• _Task prompt_
Every line with "post" in it should be copied from the data.

• _Available data_
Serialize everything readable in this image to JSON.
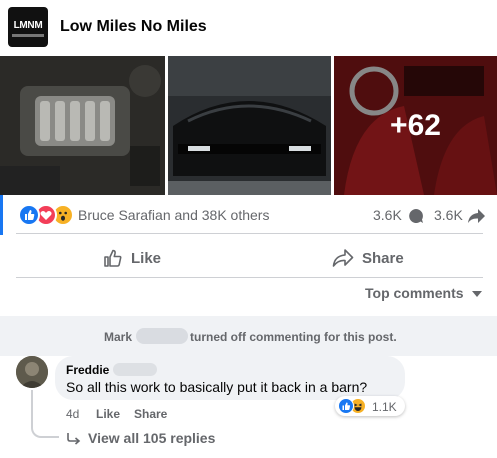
{
  "post": {
    "page_logo_text": "LMNM",
    "page_name": "Low Miles No Miles",
    "photos": [
      {
        "icon": "engine-bay-photo"
      },
      {
        "icon": "car-front-photo"
      },
      {
        "icon": "red-interior-photo",
        "more_label": "+62"
      }
    ],
    "reactions": {
      "icons": [
        "like-reaction",
        "love-reaction",
        "wow-reaction"
      ],
      "summary": "Bruce Sarafian and 38K others",
      "comments_count": "3.6K",
      "shares_count": "3.6K"
    },
    "actions": {
      "like_label": "Like",
      "share_label": "Share"
    },
    "sort_label": "Top comments"
  },
  "notice": {
    "name": "Mark",
    "text": "turned off commenting for this post."
  },
  "comment": {
    "author": "Freddie",
    "text": "So all this work to basically put it back in a barn?",
    "time": "4d",
    "like_label": "Like",
    "share_label": "Share",
    "reaction_count": "1.1K",
    "reaction_icons": [
      "like-reaction",
      "haha-reaction"
    ],
    "view_replies": "View all 105 replies"
  },
  "colors": {
    "accent": "#1877f2",
    "text_secondary": "#65676b",
    "divider": "#ced0d4",
    "notice_bg": "#f0f2f5"
  }
}
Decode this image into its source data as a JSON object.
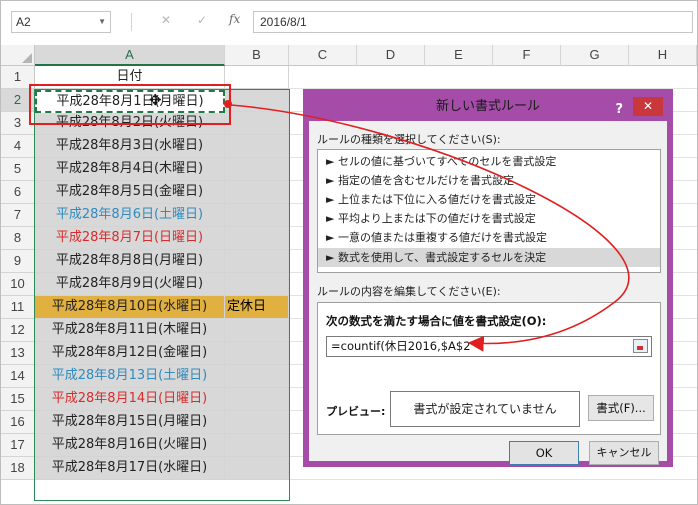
{
  "formula_bar": {
    "name_box": "A2",
    "cancel_glyph": "✕",
    "enter_glyph": "✓",
    "fx_label": "fx",
    "formula": "2016/8/1"
  },
  "columns": [
    "A",
    "B",
    "C",
    "D",
    "E",
    "F",
    "G",
    "H"
  ],
  "rows": [
    {
      "num": "1",
      "a": "日付",
      "b": "",
      "style": "header"
    },
    {
      "num": "2",
      "a": "平成28年8月1日(月曜日)",
      "b": "",
      "style": "selected"
    },
    {
      "num": "3",
      "a": "平成28年8月2日(火曜日)",
      "b": "",
      "style": "normal"
    },
    {
      "num": "4",
      "a": "平成28年8月3日(水曜日)",
      "b": "",
      "style": "normal"
    },
    {
      "num": "5",
      "a": "平成28年8月4日(木曜日)",
      "b": "",
      "style": "normal"
    },
    {
      "num": "6",
      "a": "平成28年8月5日(金曜日)",
      "b": "",
      "style": "normal"
    },
    {
      "num": "7",
      "a": "平成28年8月6日(土曜日)",
      "b": "",
      "style": "saturday"
    },
    {
      "num": "8",
      "a": "平成28年8月7日(日曜日)",
      "b": "",
      "style": "sunday"
    },
    {
      "num": "9",
      "a": "平成28年8月8日(月曜日)",
      "b": "",
      "style": "normal"
    },
    {
      "num": "10",
      "a": "平成28年8月9日(火曜日)",
      "b": "",
      "style": "normal"
    },
    {
      "num": "11",
      "a": "平成28年8月10日(水曜日)",
      "b": "定休日",
      "style": "holiday"
    },
    {
      "num": "12",
      "a": "平成28年8月11日(木曜日)",
      "b": "",
      "style": "normal"
    },
    {
      "num": "13",
      "a": "平成28年8月12日(金曜日)",
      "b": "",
      "style": "normal"
    },
    {
      "num": "14",
      "a": "平成28年8月13日(土曜日)",
      "b": "",
      "style": "saturday"
    },
    {
      "num": "15",
      "a": "平成28年8月14日(日曜日)",
      "b": "",
      "style": "sunday"
    },
    {
      "num": "16",
      "a": "平成28年8月15日(月曜日)",
      "b": "",
      "style": "normal"
    },
    {
      "num": "17",
      "a": "平成28年8月16日(火曜日)",
      "b": "",
      "style": "normal"
    },
    {
      "num": "18",
      "a": "平成28年8月17日(水曜日)",
      "b": "",
      "style": "normal"
    }
  ],
  "dialog": {
    "title": "新しい書式ルール",
    "help": "?",
    "close": "✕",
    "select_rule_label": "ルールの種類を選択してください(S):",
    "rule_types": [
      "► セルの値に基づいてすべてのセルを書式設定",
      "► 指定の値を含むセルだけを書式設定",
      "► 上位または下位に入る値だけを書式設定",
      "► 平均より上または下の値だけを書式設定",
      "► 一意の値または重複する値だけを書式設定",
      "► 数式を使用して、書式設定するセルを決定"
    ],
    "selected_rule_index": 5,
    "edit_label": "ルールの内容を編集してください(E):",
    "formula_caption": "次の数式を満たす場合に値を書式設定(O):",
    "formula_value": "=countif(休日2016,$A$2",
    "preview_label": "プレビュー:",
    "preview_text": "書式が設定されていません",
    "format_button": "書式(F)...",
    "ok_button": "OK",
    "cancel_button": "キャンセル"
  },
  "colors": {
    "accent": "#a44ca8",
    "saturday": "#2e8bc0",
    "sunday": "#d92b2b",
    "holiday_fill": "#e0b040",
    "annotation": "#e02020"
  }
}
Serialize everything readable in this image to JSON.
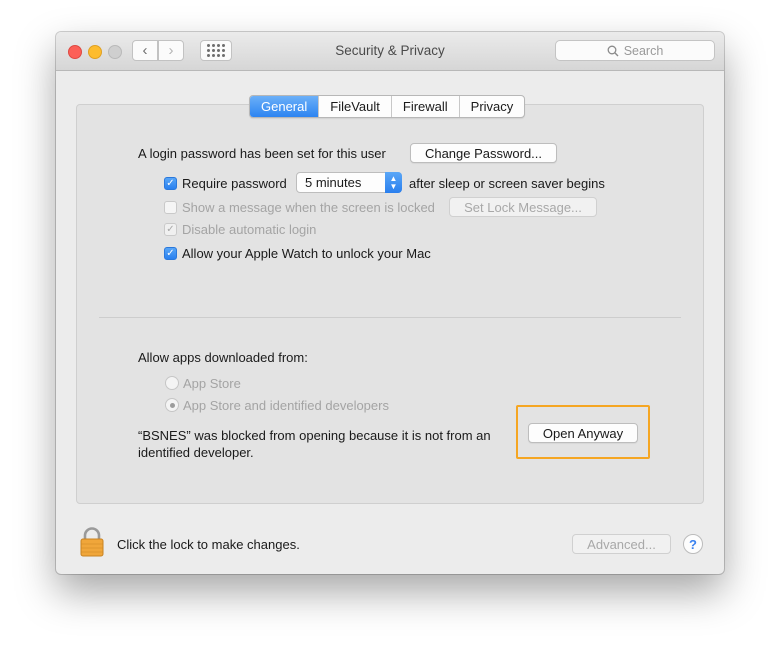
{
  "window": {
    "title": "Security & Privacy",
    "search_placeholder": "Search",
    "nav_back": "‹",
    "nav_forward": "›"
  },
  "tabs": [
    {
      "label": "General",
      "active": true
    },
    {
      "label": "FileVault",
      "active": false
    },
    {
      "label": "Firewall",
      "active": false
    },
    {
      "label": "Privacy",
      "active": false
    }
  ],
  "general": {
    "login_text": "A login password has been set for this user",
    "change_password_label": "Change Password...",
    "require_password": {
      "label": "Require password",
      "checked": true
    },
    "require_password_delay": "5 minutes",
    "require_password_suffix": "after sleep or screen saver begins",
    "show_message": {
      "label": "Show a message when the screen is locked",
      "checked": false,
      "disabled": true
    },
    "set_lock_message_label": "Set Lock Message...",
    "disable_auto_login": {
      "label": "Disable automatic login",
      "checked": true,
      "disabled": true
    },
    "apple_watch": {
      "label": "Allow your Apple Watch to unlock your Mac",
      "checked": true
    }
  },
  "allow_apps": {
    "heading": "Allow apps downloaded from:",
    "options": [
      {
        "label": "App Store",
        "selected": false
      },
      {
        "label": "App Store and identified developers",
        "selected": true
      }
    ],
    "blocked_line1": "“BSNES” was blocked from opening because it is not from an",
    "blocked_line2": "identified developer.",
    "open_anyway_label": "Open Anyway"
  },
  "footer": {
    "lock_text": "Click the lock to make changes.",
    "advanced_label": "Advanced...",
    "help_label": "?"
  },
  "colors": {
    "accent": "#2c84f1",
    "highlight": "#f5a623",
    "lock": "#f0a63a"
  }
}
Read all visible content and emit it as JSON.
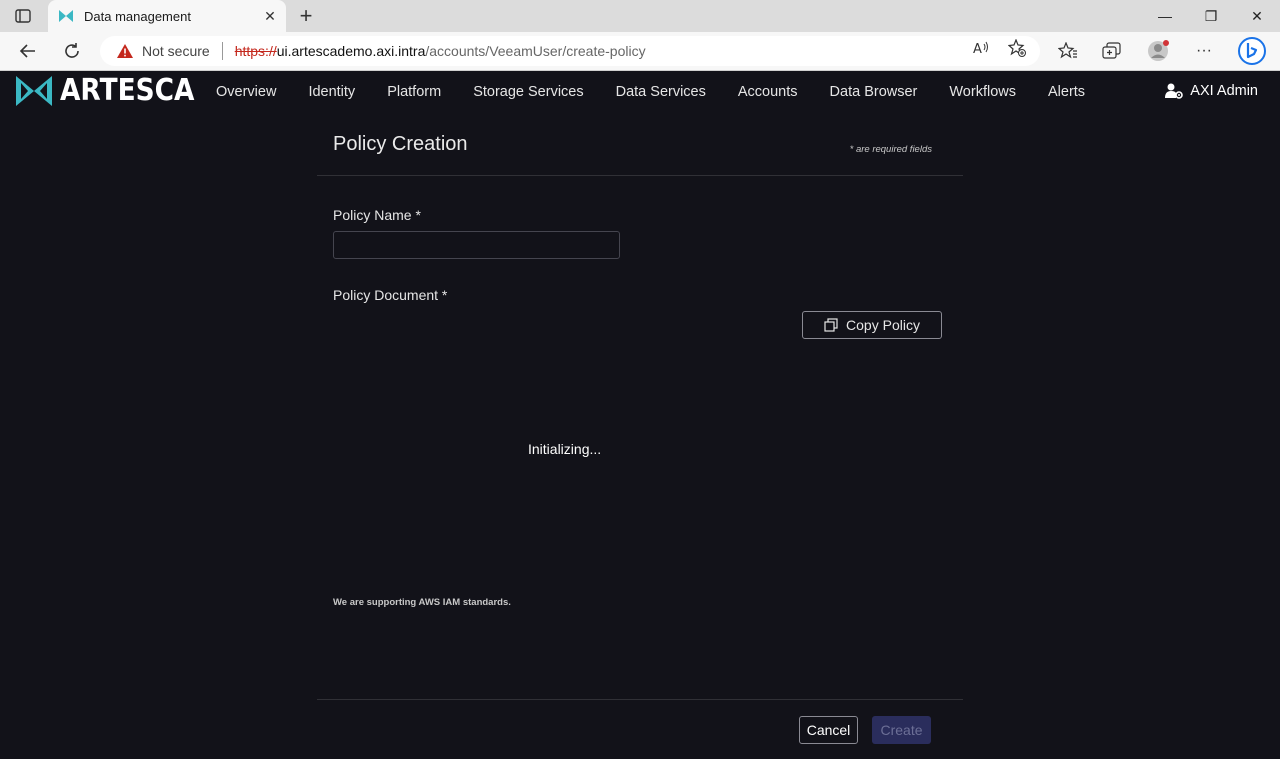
{
  "browser": {
    "tab_title": "Data management",
    "tab_close": "✕",
    "new_tab": "+",
    "security_label": "Not secure",
    "url_scheme": "https://",
    "url_host": "ui.artescademo.axi.intra",
    "url_path": "/accounts/VeeamUser/create-policy",
    "window_minimize": "—",
    "window_restore": "❐",
    "window_close": "✕",
    "more_label": "···"
  },
  "app": {
    "brand": "ARTESCA",
    "brand_color": "#3bb8c4",
    "nav": [
      "Overview",
      "Identity",
      "Platform",
      "Storage Services",
      "Data Services",
      "Accounts",
      "Data Browser",
      "Workflows",
      "Alerts"
    ],
    "user_name": "AXI Admin"
  },
  "form": {
    "title": "Policy Creation",
    "required_note": "* are required fields",
    "policy_name_label": "Policy Name *",
    "policy_name_value": "",
    "policy_document_label": "Policy Document *",
    "copy_button": "Copy Policy",
    "editor_status": "Initializing...",
    "support_note": "We are supporting AWS IAM standards.",
    "cancel_button": "Cancel",
    "create_button": "Create"
  },
  "icons": {
    "tab_favicon": "artesca-logo-icon",
    "warning": "warning-triangle-icon",
    "copy": "copy-icon",
    "user": "user-gear-icon"
  }
}
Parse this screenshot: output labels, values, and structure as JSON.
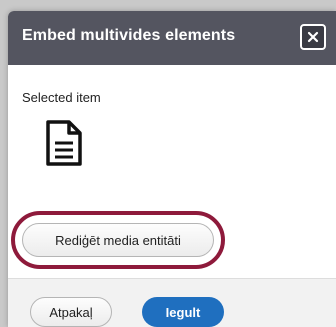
{
  "dialog": {
    "title": "Embed multivides elements",
    "close_icon": "close-icon",
    "section_label": "Selected item",
    "item_icon": "document-icon",
    "edit_button_label": "Rediģēt media entitāti"
  },
  "footer": {
    "back_label": "Atpakaļ",
    "insert_label": "Iegult"
  },
  "colors": {
    "titlebar": "#545560",
    "highlight": "#8e1a3b",
    "primary": "#1f6fbf"
  }
}
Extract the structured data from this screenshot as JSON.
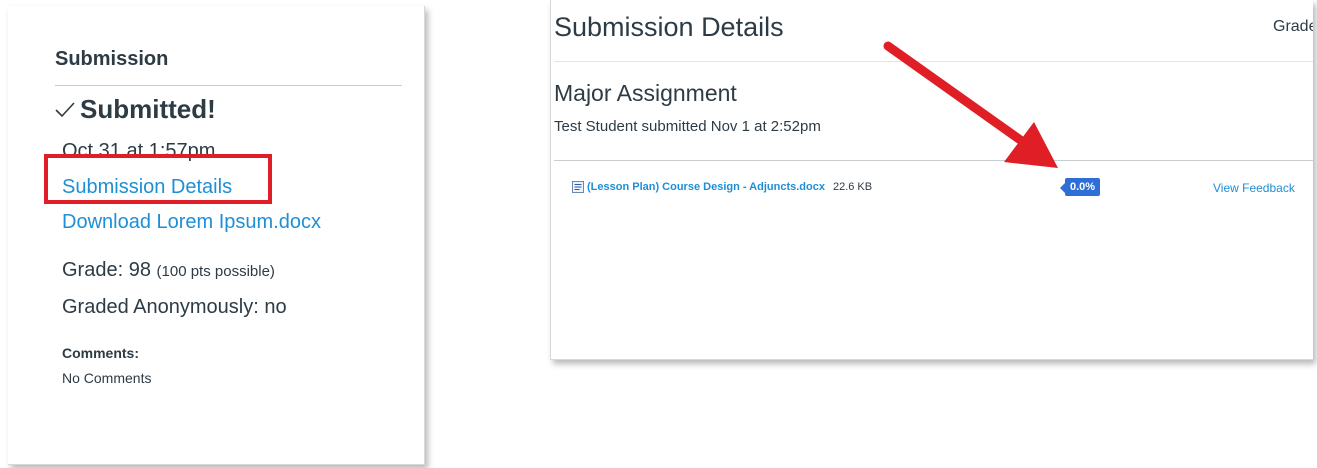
{
  "left": {
    "heading": "Submission",
    "submitted": "Submitted!",
    "date": "Oct 31 at 1:57pm",
    "details_link": "Submission Details",
    "download_link": "Download Lorem Ipsum.docx",
    "grade_prefix": "Grade: 98",
    "grade_possible": "(100 pts possible)",
    "anonymous": "Graded Anonymously: no",
    "comments_heading": "Comments:",
    "comments_value": "No Comments"
  },
  "right": {
    "title": "Submission Details",
    "grade_label": "Grade",
    "assignment": "Major Assignment",
    "submitted_by": "Test Student submitted Nov 1 at 2:52pm",
    "file_name": "(Lesson Plan) Course Design - Adjuncts.docx",
    "file_size": "22.6 KB",
    "score": "0.0%",
    "view_feedback": "View Feedback"
  },
  "colors": {
    "link": "#1e8fd6",
    "highlight": "#e01e26",
    "badge": "#2d6fd6",
    "arrow": "#e01e26"
  },
  "icons": {
    "check": "check-icon",
    "document": "document-icon",
    "arrow": "red-arrow-annotation"
  }
}
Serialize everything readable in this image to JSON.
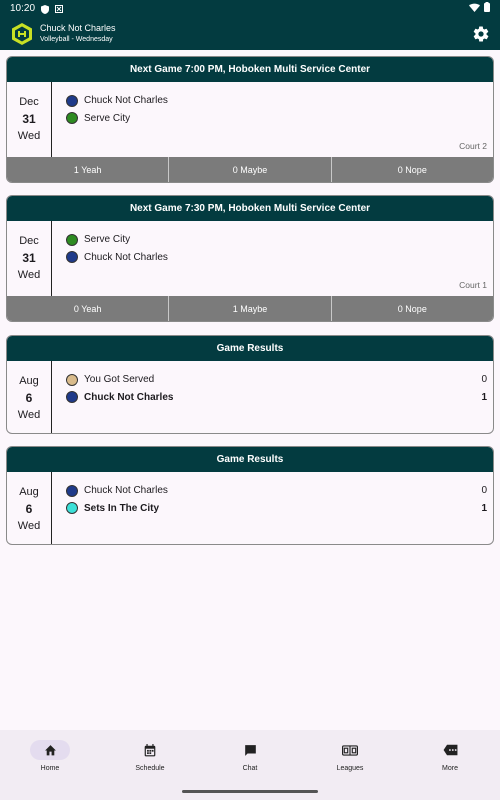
{
  "status_bar": {
    "time": "10:20"
  },
  "app_bar": {
    "title": "Chuck Not Charles",
    "subtitle": "Volleyball - Wednesday"
  },
  "cards": [
    {
      "header": "Next Game  7:00 PM, Hoboken Multi Service Center",
      "month": "Dec",
      "day": "31",
      "weekday": "Wed",
      "teams": [
        {
          "name": "Chuck Not Charles",
          "color": "#1f3a8a"
        },
        {
          "name": "Serve City",
          "color": "#2e8b22"
        }
      ],
      "court": "Court 2",
      "rsvp": {
        "yes": "1 Yeah",
        "maybe": "0 Maybe",
        "no": "0 Nope"
      }
    },
    {
      "header": "Next Game  7:30 PM, Hoboken Multi Service Center",
      "month": "Dec",
      "day": "31",
      "weekday": "Wed",
      "teams": [
        {
          "name": "Serve City",
          "color": "#2e8b22"
        },
        {
          "name": "Chuck Not Charles",
          "color": "#1f3a8a"
        }
      ],
      "court": "Court 1",
      "rsvp": {
        "yes": "0 Yeah",
        "maybe": "1 Maybe",
        "no": "0 Nope"
      }
    },
    {
      "header": "Game Results",
      "month": "Aug",
      "day": "6",
      "weekday": "Wed",
      "teams": [
        {
          "name": "You Got Served",
          "color": "#d9bb8c",
          "score": "0"
        },
        {
          "name": "Chuck Not Charles",
          "color": "#1f3a8a",
          "score": "1",
          "winner": true
        }
      ]
    },
    {
      "header": "Game Results",
      "month": "Aug",
      "day": "6",
      "weekday": "Wed",
      "teams": [
        {
          "name": "Chuck Not Charles",
          "color": "#1f3a8a",
          "score": "0"
        },
        {
          "name": "Sets In The City",
          "color": "#3ce0d8",
          "score": "1",
          "winner": true
        }
      ]
    }
  ],
  "nav": [
    {
      "label": "Home",
      "icon": "home-icon",
      "active": true
    },
    {
      "label": "Schedule",
      "icon": "calendar-icon"
    },
    {
      "label": "Chat",
      "icon": "chat-icon"
    },
    {
      "label": "Leagues",
      "icon": "scoreboard-icon"
    },
    {
      "label": "More",
      "icon": "more-icon"
    }
  ],
  "colors": {
    "header": "#033b40",
    "rsvp_bg": "#7b7b7b",
    "background": "#fcf7fc"
  }
}
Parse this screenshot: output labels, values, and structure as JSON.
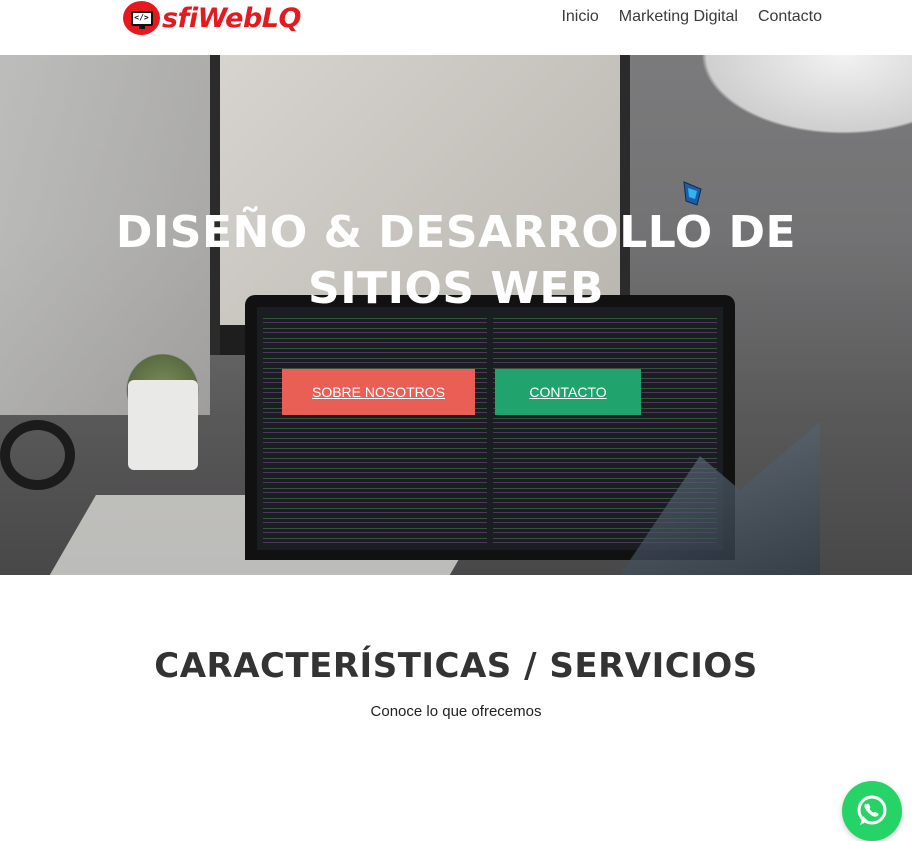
{
  "header": {
    "logo_text": "sfiWebLQ",
    "logo_badge_glyph": "</>",
    "nav": [
      "Inicio",
      "Marketing Digital",
      "Contacto"
    ]
  },
  "hero": {
    "title_line1": "DISEÑO & DESARROLLO DE",
    "title_line2": "SITIOS WEB",
    "buttons": {
      "about": "SOBRE NOSOTROS",
      "contact": "CONTACTO"
    }
  },
  "features": {
    "title": "CARACTERÍSTICAS / SERVICIOS",
    "subtitle": "Conoce lo que ofrecemos"
  },
  "floating": {
    "whatsapp_icon": "whatsapp-icon"
  },
  "colors": {
    "brand_red": "#e6191f",
    "button_about": "#e95f55",
    "button_contact": "#21a36e",
    "whatsapp_green": "#25d366",
    "heading": "#333333"
  }
}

• _Answer for this exercise_
  "post": {
    "text": "turned off commenting for this post."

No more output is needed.